-- SUPPLIED RECORDS --
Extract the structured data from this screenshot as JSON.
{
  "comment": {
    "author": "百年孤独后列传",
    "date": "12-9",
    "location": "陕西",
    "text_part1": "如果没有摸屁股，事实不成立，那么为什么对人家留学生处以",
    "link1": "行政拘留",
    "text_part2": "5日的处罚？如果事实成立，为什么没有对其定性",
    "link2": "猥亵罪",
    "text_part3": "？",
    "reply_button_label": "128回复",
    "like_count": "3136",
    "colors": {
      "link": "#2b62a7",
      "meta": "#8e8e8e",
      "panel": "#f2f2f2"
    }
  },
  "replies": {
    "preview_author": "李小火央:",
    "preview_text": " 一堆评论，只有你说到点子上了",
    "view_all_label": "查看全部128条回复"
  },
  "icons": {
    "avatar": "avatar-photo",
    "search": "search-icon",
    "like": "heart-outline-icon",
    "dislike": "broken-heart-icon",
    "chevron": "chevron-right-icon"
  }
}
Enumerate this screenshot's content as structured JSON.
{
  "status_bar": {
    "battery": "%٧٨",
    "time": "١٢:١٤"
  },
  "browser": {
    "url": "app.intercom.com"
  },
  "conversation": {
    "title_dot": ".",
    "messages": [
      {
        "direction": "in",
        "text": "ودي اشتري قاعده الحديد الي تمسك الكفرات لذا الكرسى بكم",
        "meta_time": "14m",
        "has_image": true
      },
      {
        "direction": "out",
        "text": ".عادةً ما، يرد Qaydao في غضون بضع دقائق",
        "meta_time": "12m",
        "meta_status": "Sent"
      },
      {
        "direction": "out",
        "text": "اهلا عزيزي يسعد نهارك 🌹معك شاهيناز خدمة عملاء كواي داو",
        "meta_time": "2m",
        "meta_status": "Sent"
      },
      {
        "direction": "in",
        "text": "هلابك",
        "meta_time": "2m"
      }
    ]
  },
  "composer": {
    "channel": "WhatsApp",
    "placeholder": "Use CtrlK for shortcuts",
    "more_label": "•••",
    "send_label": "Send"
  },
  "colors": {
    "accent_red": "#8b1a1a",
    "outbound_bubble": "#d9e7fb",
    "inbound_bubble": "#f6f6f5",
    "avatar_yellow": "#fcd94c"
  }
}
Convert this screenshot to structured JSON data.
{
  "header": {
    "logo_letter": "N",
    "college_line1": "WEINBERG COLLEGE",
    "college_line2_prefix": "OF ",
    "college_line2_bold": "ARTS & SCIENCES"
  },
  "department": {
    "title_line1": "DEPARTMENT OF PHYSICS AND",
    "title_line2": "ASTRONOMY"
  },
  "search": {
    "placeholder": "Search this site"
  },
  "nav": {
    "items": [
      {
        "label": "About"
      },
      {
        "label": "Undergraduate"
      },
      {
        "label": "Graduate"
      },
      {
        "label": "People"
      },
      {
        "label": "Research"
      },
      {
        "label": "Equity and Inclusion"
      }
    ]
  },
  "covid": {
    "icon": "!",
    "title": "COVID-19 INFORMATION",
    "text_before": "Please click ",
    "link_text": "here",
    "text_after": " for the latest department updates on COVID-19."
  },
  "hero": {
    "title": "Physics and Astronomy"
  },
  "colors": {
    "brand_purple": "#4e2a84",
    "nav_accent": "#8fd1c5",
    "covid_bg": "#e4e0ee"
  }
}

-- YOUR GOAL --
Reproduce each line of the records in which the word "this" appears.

-- YOUR SOLUTION --
Extract the structured data from this screenshot as JSON.
Enumerate this screenshot's content as structured JSON.
Convert this screenshot to structured JSON data.
    "placeholder": "Search this site"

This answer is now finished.